Sen. Max Baucus has taken on the gargantuan task of reforming our nation's tax code. If done right, it could turn out to be the most significant accomplishment of his career. But with well-established special interest groups standing in the way, it might be more likely that we just get more of the same, or worse yet, a bad deal for Montana.
Baucus' decision to start from a "clean slate" differentiates this effort from past attempts at major tax reform. In other words, Baucus' finance committee will begin by completely eliminating the existing tax code, and then rebuild it from the ground up. The idea is to force special interests to justify why certain tax policies, like credits and deductions, should be included moving forward.
The ultimate objective is to reduce tax rates for everyone and make the system far simpler to navigate. That would have positive economic impacts across the board and energize America's recovery.
This clean slate approach makes perfect sense. Our existing tax code is notoriously voluminous and complicated. Each year, American families and businesses spend an estimated six billion hours and $160 billion to complete their taxes. The vast morass of rules, regulations, credits and deductions makes it difficult for anyone to understand.
An unintended result of such a convoluted tax code is that we've made it our nation's policy to treat some individuals and businesses as winners with preferred tax treatment—and others as losers. That's because most tax rules were designed to incentivize certain behaviors, like home ownership or saving for your child's college education. But as any good economist will tell you, when you use government policy to incentivize one behavior, it inevitably results in bad outcomes somewhere else.
For instance, allowing home mortgage interest deductions has helped millions of Americans achieve home ownership, but it has also incentivized buying bigger, more expensive homes and ultimately driven up the cost of housing for everyone. It also means that we pay higher tax rates, overall, to "pay" for these tax deductions.
Clearly, the more complicated we make the tax code, the more likely it is that we will have these winner vs. loser scenarios. That's why the most important tenets of any tax reform package must be fairness and simplicity. Sticking to these we can produce a flatter, more equal progressive tax structure that everyone can understand.

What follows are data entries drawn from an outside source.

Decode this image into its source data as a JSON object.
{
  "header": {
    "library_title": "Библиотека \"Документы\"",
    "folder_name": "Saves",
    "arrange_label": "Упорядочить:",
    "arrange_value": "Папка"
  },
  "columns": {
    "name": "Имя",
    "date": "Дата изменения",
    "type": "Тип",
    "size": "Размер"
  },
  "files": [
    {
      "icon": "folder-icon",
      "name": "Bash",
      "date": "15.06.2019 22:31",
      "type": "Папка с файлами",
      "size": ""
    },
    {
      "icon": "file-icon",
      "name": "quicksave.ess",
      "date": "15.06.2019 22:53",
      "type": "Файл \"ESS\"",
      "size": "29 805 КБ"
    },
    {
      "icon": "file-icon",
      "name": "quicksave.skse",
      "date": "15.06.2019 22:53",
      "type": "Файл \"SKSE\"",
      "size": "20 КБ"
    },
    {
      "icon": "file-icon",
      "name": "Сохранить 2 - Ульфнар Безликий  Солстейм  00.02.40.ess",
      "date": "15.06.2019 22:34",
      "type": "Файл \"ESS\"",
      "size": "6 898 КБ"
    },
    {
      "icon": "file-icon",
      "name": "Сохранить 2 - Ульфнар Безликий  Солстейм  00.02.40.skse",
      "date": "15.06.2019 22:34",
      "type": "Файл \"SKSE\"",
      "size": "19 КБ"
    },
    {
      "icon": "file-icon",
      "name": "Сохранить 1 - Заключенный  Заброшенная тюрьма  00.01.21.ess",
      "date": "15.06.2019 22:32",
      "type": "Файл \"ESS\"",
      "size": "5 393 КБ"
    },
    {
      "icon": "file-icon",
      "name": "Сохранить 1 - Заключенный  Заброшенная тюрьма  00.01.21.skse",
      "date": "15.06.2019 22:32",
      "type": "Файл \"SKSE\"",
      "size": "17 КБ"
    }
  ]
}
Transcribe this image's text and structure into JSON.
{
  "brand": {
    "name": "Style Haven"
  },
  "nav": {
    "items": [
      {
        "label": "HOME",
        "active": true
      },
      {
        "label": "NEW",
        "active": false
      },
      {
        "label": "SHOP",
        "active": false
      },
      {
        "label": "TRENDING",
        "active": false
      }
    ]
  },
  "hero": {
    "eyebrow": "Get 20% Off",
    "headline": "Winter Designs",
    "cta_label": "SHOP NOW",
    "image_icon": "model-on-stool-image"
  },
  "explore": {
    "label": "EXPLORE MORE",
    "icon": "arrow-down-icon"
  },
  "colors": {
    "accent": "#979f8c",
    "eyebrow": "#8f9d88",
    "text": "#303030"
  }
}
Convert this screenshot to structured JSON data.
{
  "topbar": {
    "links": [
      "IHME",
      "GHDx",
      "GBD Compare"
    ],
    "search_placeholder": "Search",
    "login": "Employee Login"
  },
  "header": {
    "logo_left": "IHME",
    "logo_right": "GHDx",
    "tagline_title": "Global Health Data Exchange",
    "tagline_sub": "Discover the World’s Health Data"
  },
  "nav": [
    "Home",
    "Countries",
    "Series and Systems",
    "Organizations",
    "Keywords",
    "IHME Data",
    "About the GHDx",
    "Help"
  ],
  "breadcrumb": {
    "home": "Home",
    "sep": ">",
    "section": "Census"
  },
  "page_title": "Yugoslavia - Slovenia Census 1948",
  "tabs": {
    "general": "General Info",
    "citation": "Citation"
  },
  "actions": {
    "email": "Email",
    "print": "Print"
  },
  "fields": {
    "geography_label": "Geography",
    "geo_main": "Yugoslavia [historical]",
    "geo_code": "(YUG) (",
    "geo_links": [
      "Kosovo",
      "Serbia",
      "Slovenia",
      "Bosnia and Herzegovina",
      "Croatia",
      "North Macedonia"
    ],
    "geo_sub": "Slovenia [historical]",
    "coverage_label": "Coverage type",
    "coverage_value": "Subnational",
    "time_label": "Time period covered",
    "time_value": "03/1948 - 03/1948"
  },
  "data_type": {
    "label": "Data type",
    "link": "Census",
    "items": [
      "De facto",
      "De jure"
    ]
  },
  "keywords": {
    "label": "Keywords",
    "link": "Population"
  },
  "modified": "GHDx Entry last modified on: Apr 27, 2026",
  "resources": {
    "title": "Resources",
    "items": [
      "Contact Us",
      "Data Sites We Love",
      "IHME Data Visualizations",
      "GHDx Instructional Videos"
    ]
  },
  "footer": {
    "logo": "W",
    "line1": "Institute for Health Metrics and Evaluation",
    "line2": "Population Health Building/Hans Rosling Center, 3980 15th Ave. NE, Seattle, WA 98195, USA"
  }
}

It sounds so simple, but unfortunately, tax fairness will be very difficult to achieve. There are a myriad of special interest groups who will try to game the system, or worse, use the tax code to create disadvantages for specific industries.
For instance, over the last several years the oil and gas industry has been targeted for unequal tax treatment. The Obama administration and allies in Congress have attempted to single-out energy companies by eliminating certain credits and deductions that are standard for businesses in every other economic sector.
Such policies run contrary to what most of us consider fair play, but even so they have been very real threats to Montana's energy industry. And they certainly run contrary to the "clean slate" approach being taken with tax reform.
Nevertheless, it's important for Senator Baucus and his tax reform allies to keep a wary eye out for attempts to leverage the new tax code to create favorable tax treatment, or to punish certain industries as a way to pursue a political agenda.
This is a very big task Sen. Baucus has taken on, and he needs to know that Montana is backing him. Go and weigh in with your comments about what you think should be included in the tax reform package at taxreform.gov, and urge Baucus and his colleagues to keep fairness and simplicity central to the reform package.
Sen. Bruce Tutvedt
Montana Senate Taxation Committee